** Problem to work on **
Although the entries contain pictures, your copy should hold only their exact text.

[Start of Attachment]

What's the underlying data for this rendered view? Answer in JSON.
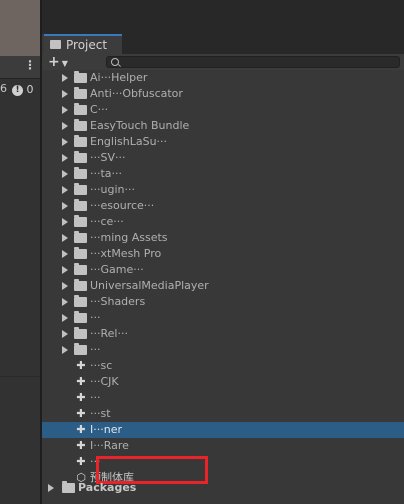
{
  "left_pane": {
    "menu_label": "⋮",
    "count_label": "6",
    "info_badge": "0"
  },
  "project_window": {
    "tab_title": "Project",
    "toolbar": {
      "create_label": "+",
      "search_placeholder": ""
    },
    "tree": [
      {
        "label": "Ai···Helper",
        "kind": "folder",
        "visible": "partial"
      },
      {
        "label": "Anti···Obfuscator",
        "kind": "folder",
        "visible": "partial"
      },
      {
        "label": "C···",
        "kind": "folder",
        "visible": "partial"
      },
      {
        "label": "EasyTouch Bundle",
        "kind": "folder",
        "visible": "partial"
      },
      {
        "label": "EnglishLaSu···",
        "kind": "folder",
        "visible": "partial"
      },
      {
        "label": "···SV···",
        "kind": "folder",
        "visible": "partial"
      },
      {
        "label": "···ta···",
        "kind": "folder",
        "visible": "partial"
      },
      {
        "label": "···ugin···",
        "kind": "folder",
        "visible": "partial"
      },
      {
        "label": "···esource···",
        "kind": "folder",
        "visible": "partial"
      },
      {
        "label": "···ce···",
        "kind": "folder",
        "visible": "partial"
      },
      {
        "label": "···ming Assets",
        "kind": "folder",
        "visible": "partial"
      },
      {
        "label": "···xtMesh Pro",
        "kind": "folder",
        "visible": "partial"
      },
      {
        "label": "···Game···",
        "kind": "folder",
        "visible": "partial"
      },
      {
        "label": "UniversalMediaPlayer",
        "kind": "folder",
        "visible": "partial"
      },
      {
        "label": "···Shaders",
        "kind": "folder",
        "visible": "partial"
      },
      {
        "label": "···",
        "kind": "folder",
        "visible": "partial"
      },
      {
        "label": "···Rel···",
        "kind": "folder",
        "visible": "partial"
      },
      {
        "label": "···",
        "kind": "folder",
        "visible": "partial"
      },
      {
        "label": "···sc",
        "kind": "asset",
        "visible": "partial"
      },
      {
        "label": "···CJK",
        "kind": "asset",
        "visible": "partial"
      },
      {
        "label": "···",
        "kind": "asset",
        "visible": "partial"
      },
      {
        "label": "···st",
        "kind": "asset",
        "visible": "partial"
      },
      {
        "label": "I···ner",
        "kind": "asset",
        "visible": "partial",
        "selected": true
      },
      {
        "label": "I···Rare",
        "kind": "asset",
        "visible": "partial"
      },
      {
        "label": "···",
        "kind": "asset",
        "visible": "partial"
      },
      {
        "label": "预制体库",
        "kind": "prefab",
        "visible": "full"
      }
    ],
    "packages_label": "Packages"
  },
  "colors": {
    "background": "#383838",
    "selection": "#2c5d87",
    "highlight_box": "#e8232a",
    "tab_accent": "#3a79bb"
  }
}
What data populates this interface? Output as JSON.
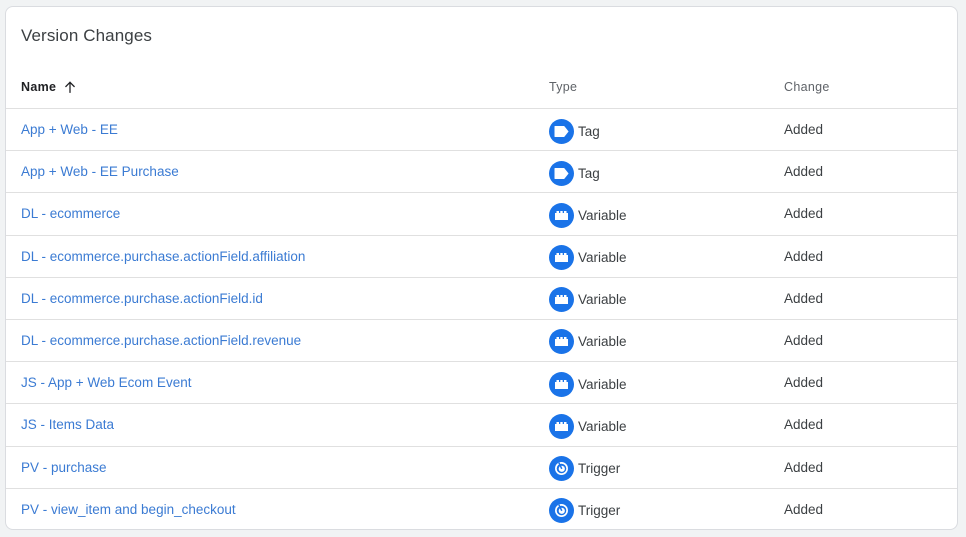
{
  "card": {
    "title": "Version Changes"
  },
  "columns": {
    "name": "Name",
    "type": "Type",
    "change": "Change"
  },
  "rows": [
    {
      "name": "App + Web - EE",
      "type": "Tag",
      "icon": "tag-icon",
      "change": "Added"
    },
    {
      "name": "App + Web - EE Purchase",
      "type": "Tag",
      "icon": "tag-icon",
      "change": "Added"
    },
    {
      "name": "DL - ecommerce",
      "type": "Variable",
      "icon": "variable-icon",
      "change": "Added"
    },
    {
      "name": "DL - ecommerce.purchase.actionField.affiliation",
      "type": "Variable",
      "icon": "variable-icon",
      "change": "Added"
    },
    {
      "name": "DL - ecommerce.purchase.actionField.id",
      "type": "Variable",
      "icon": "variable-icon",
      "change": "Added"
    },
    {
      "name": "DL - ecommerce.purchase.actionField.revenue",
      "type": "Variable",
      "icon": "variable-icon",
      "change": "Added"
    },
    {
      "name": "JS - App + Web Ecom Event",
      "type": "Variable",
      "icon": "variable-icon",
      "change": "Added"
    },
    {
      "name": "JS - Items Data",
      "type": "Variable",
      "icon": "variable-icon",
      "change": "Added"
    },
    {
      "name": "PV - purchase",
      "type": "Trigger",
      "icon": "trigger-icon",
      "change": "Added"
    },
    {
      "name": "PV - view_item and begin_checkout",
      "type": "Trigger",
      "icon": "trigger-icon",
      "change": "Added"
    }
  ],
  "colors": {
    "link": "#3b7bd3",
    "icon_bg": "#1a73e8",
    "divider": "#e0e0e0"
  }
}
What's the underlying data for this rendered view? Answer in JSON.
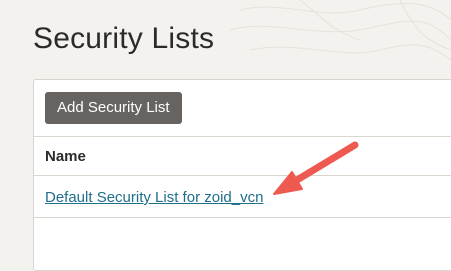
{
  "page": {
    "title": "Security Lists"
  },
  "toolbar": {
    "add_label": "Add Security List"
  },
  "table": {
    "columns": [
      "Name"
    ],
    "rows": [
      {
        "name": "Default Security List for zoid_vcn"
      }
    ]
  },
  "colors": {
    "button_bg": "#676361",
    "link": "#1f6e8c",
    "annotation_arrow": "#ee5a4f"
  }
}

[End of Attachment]

** Completed task **
What's the underlying data for this rendered view? Answer in JSON.
{
  "left_pane": {
    "menu_label": "⋮",
    "count_label": "6",
    "info_badge": "0"
  },
  "project_window": {
    "tab_title": "Project",
    "toolbar": {
      "create_label": "+",
      "search_placeholder": ""
    },
    "tree": [
      {
        "label": "Ai···Helper",
        "kind": "folder",
        "visible": "partial"
      },
      {
        "label": "Anti···Obfuscator",
        "kind": "folder",
        "visible": "partial"
      },
      {
        "label": "C···",
        "kind": "folder",
        "visible": "partial"
      },
      {
        "label": "EasyTouch Bundle",
        "kind": "folder",
        "visible": "partial"
      },
      {
        "label": "EnglishLaSu···",
        "kind": "folder",
        "visible": "partial"
      },
      {
        "label": "···SV···",
        "kind": "folder",
        "visible": "partial"
      },
      {
        "label": "···ta···",
        "kind": "folder",
        "visible": "partial"
      },
      {
        "label": "···ugin···",
        "kind": "folder",
        "visible": "partial"
      },
      {
        "label": "···esource···",
        "kind": "folder",
        "visible": "partial"
      },
      {
        "label": "···ce···",
        "kind": "folder",
        "visible": "partial"
      },
      {
        "label": "···ming Assets",
        "kind": "folder",
        "visible": "partial"
      },
      {
        "label": "···xtMesh Pro",
        "kind": "folder",
        "visible": "partial"
      },
      {
        "label": "···Game···",
        "kind": "folder",
        "visible": "partial"
      },
      {
        "label": "UniversalMediaPlayer",
        "kind": "folder",
        "visible": "partial"
      },
      {
        "label": "···Shaders",
        "kind": "folder",
        "visible": "partial"
      },
      {
        "label": "···",
        "kind": "folder",
        "visible": "partial"
      },
      {
        "label": "···Rel···",
        "kind": "folder",
        "visible": "partial"
      },
      {
        "label": "···",
        "kind": "folder",
        "visible": "partial"
      },
      {
        "label": "···sc",
        "kind": "asset",
        "visible": "partial"
      },
      {
        "label": "···CJK",
        "kind": "asset",
        "visible": "partial"
      },
      {
        "label": "···",
        "kind": "asset",
        "visible": "partial"
      },
      {
        "label": "···st",
        "kind": "asset",
        "visible": "partial"
      },
      {
        "label": "I···ner",
        "kind": "asset",
        "visible": "partial",
        "selected": true
      },
      {
        "label": "I···Rare",
        "kind": "asset",
        "visible": "partial"
      },
      {
        "label": "···",
        "kind": "asset",
        "visible": "partial"
      },
      {
        "label": "预制体库",
        "kind": "prefab",
        "visible": "full"
      }
    ],
    "packages_label": "Packages"
  },
  "colors": {
    "background": "#383838",
    "selection": "#2c5d87",
    "highlight_box": "#e8232a",
    "tab_accent": "#3a79bb"
  }
}
What data populates this interface? Output as JSON.
{
  "card": {
    "title": "Version Changes"
  },
  "columns": {
    "name": "Name",
    "type": "Type",
    "change": "Change"
  },
  "rows": [
    {
      "name": "App + Web - EE",
      "type": "Tag",
      "icon": "tag-icon",
      "change": "Added"
    },
    {
      "name": "App + Web - EE Purchase",
      "type": "Tag",
      "icon": "tag-icon",
      "change": "Added"
    },
    {
      "name": "DL - ecommerce",
      "type": "Variable",
      "icon": "variable-icon",
      "change": "Added"
    },
    {
      "name": "DL - ecommerce.purchase.actionField.affiliation",
      "type": "Variable",
      "icon": "variable-icon",
      "change": "Added"
    },
    {
      "name": "DL - ecommerce.purchase.actionField.id",
      "type": "Variable",
      "icon": "variable-icon",
      "change": "Added"
    },
    {
      "name": "DL - ecommerce.purchase.actionField.revenue",
      "type": "Variable",
      "icon": "variable-icon",
      "change": "Added"
    },
    {
      "name": "JS - App + Web Ecom Event",
      "type": "Variable",
      "icon": "variable-icon",
      "change": "Added"
    },
    {
      "name": "JS - Items Data",
      "type": "Variable",
      "icon": "variable-icon",
      "change": "Added"
    },
    {
      "name": "PV - purchase",
      "type": "Trigger",
      "icon": "trigger-icon",
      "change": "Added"
    },
    {
      "name": "PV - view_item and begin_checkout",
      "type": "Trigger",
      "icon": "trigger-icon",
      "change": "Added"
    }
  ],
  "colors": {
    "link": "#3b7bd3",
    "icon_bg": "#1a73e8",
    "divider": "#e0e0e0"
  }
}
What's the underlying data for this rendered view? Answer in JSON.
{
  "page": {
    "title": "Security Lists"
  },
  "toolbar": {
    "add_label": "Add Security List"
  },
  "table": {
    "columns": [
      "Name"
    ],
    "rows": [
      {
        "name": "Default Security List for zoid_vcn"
      }
    ]
  },
  "colors": {
    "button_bg": "#676361",
    "link": "#1f6e8c",
    "annotation_arrow": "#ee5a4f"
  }
}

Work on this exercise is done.